The Golden Jubilee of our Independence Day comes along with the memories of a gruesome genocide that ought not to be forgotten in vain. Today the nation will celebrate its Golden Jubilee of Independence Day defining the reign of tyranny and oppression inflicted directly by the erstwhile West Pakistan.
It needs no emphasizing that our country has struggled with famine, poverty, military coups and political violence but at the same time it is also true that today the country is on a firm trajectory to graduate out of the category of least developed countries by 2026 and likely to jump into the 25 largest economies worldwide by 2030. Now Bangladesh is ahead of Pakistan in many social indicators. There is widespread admiration for Bangladesh’s remarkably successful economic and social transformation.
Bangabandhu sowed the kernel of freedom amidst the people of Bangladesh and the cowardly attack on March 25 on the deceived people of the then East-Pakistan had compelled them to break the chain of oppression and start their nine-month long bloody journey for freedom.
Bangabandhu was a person of principle who dedicated his whole life for the people of this land. Bangabandhu had the vision to carve out an independent Bangladesh, keeping alive the core principles of democracy and freedom of the Bengali people at its heart. He was determined to establish an independent nation, but unfortunately, his life was cut short.
It was Bangabandhu who united the people of the erstwhile East-Pakistan and gave them the courage to fight against the Pakistani military junta.
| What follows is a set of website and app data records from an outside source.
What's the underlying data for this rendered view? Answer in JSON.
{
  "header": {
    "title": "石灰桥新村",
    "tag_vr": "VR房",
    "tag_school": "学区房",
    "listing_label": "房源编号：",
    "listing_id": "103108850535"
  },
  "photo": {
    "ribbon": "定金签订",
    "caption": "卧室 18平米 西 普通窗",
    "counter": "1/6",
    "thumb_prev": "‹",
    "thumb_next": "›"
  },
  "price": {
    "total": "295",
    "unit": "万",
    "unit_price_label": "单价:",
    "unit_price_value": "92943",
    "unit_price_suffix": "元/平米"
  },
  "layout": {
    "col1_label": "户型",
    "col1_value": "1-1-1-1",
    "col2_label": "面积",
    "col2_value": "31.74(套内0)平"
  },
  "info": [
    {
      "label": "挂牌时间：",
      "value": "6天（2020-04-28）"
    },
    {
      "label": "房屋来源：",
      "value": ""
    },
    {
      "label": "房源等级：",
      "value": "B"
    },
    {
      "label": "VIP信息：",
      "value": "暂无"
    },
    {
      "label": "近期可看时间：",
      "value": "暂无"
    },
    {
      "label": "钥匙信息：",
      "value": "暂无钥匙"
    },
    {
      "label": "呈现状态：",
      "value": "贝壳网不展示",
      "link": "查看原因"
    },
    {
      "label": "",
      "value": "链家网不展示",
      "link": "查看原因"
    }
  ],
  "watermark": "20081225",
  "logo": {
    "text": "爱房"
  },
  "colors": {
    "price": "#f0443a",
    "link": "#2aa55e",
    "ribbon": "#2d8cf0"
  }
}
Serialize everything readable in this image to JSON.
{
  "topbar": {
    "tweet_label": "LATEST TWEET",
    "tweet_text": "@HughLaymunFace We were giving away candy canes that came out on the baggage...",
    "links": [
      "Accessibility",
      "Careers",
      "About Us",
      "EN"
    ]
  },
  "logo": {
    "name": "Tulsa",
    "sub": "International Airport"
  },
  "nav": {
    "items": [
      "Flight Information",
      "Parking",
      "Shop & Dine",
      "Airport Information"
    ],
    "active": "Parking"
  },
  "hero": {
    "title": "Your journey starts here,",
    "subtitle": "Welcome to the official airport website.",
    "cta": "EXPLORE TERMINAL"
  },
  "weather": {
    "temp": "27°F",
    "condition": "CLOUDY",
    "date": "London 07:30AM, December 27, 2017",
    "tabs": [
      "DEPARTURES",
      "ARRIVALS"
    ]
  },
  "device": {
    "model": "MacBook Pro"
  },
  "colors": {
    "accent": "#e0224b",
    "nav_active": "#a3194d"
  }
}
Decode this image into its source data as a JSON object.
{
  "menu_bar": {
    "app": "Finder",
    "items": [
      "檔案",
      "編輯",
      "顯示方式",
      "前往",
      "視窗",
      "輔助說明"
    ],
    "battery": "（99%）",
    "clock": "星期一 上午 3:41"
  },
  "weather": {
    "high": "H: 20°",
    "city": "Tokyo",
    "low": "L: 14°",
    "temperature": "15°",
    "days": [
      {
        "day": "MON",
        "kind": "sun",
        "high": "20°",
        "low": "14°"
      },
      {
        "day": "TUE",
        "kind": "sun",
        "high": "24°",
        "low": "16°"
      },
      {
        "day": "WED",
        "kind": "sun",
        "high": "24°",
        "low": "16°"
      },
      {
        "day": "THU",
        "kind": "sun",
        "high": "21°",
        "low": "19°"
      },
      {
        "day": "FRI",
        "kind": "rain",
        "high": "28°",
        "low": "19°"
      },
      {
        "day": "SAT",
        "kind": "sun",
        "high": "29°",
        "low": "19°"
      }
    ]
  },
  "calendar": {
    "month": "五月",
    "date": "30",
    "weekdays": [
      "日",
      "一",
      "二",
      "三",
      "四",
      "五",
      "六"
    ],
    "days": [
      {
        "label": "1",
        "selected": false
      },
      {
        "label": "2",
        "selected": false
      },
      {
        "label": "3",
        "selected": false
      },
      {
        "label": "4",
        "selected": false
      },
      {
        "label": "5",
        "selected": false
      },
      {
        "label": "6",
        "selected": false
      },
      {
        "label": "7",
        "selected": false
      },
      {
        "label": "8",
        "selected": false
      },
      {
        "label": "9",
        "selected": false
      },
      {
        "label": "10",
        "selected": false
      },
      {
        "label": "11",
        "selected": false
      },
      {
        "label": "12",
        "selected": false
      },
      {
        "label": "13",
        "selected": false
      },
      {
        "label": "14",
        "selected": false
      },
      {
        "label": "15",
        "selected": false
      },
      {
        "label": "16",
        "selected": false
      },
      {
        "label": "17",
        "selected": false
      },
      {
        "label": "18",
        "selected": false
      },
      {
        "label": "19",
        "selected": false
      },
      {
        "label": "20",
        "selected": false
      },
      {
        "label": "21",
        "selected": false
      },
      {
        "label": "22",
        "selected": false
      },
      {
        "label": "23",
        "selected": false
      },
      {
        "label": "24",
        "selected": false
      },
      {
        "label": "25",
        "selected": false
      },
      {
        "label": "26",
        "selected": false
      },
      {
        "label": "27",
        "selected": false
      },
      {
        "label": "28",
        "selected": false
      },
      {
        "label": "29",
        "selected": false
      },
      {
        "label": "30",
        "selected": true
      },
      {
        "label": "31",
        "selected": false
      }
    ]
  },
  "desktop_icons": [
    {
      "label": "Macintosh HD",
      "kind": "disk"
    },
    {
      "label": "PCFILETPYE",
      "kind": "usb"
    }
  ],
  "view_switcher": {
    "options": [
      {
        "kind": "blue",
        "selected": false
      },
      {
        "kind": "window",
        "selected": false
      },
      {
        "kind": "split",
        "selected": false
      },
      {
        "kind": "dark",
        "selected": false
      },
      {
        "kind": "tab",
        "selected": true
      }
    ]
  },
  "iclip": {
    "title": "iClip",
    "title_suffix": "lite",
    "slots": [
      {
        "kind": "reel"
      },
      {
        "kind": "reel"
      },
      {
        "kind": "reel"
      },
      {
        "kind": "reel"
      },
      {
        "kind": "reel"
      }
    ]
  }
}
Bangabandhu will also always be remembered for his immense contribution towards the world recognizing Bangladesh as a country that had emerged from the ashes to become an important player among the international community of nations- within the United Nations, the Commonwealth, the Non-Aligned Group and the Organization of the Islamic Conference. One can only remember with gratitude the great contribution made by Bangabandhu.
Bangabandhu was gifted with extraordinary organisational acumen and had the inkling of the brutality of the Pakistani military junta. Accordingly, he exhorted the people for an imminent armed struggle. His historic 7th March speech bears an eloquent testimony to that.
With the launching of 'Operation Search Light' on the night of March 25/26, 1971 the last nail in the coffin of Jinnah's Pakistan was struck and the next nine months were months of mayhem, atrocities, rape and genocide jointly executed by the Pakistan Army, the non-Bengali Biharis, the Al-Badars, Al-Shams. Three million innocent, unarmed Bengalis were killed, four hundred thousand women raped and the country devastated. Ten million people fled to neighbouring India and the world witnessed one of the worst human tragedies since the Second World War. While Pakistani soldiers were the rapists and the murderers, the local Jamaat-e-Islami party and Razakars collaborated with the Pakistan army in their genocide and rape of Bangladeshis.
However, reiterating the demonic genocide again and again after 50 years of independence is not my purpose of writing this article. But what I must mention is that it is high time for Pakistan to come out of shell of Islamic extremism accepting their deeds.
When Bangladesh re-executed Motiur Rahman Nizami for genocide, rape and massacre committed during Bangladesh's War of Liberation in 1971, Pakistan's foreign ministry immediately and stridently expressed its protest. Pakistan's National Assembly unanimously condemned Nizami's execution, as if to remind the world that the real perpetrators of the 1971 genocide of Bangladeshis were not lackeys like Nizami, but their Pakistani masters. Bangladesh was rightfully angered by what it viewed as an unnecessary intervention in its internal affairs.
It is time that Pakistan leaves their barbaric ideology associated with Islamic extremism. Pakistan has become almost an isolated nation in the region because of its inability to take pragmatic actions toward reconciling differences with its neighbours and traditional allies. Iran views Pakistan with suspicion, Afghanistan holds Pakistan in very low regard, India has largely won the public relations battle in painting Pakistan in a negative light, and the United Arab Emirates and Saudi Arabia, two historic allies, have cooled off on Pakistan and drawn closer to India. Given Pakistan’s standing in the region, maintaining the status quo in its foreign policy simply to appease hardliners at home will not be pertinent. Pakistan should break the ice with Bangladesh offering an unconditional apology. Indeed, it will be a bold policy shift that would signal to the region that Pakistan, as a responsible country, is owning up to its past mistakes and trying to find common ground with other nations. The most important fact, however, is that apologizing to Bangladesh is the right thing to do and something that is long overdue.
Sayeed Hossain Bhuiyan Shuvro is a member of the Editorial Team of Bangladesh Post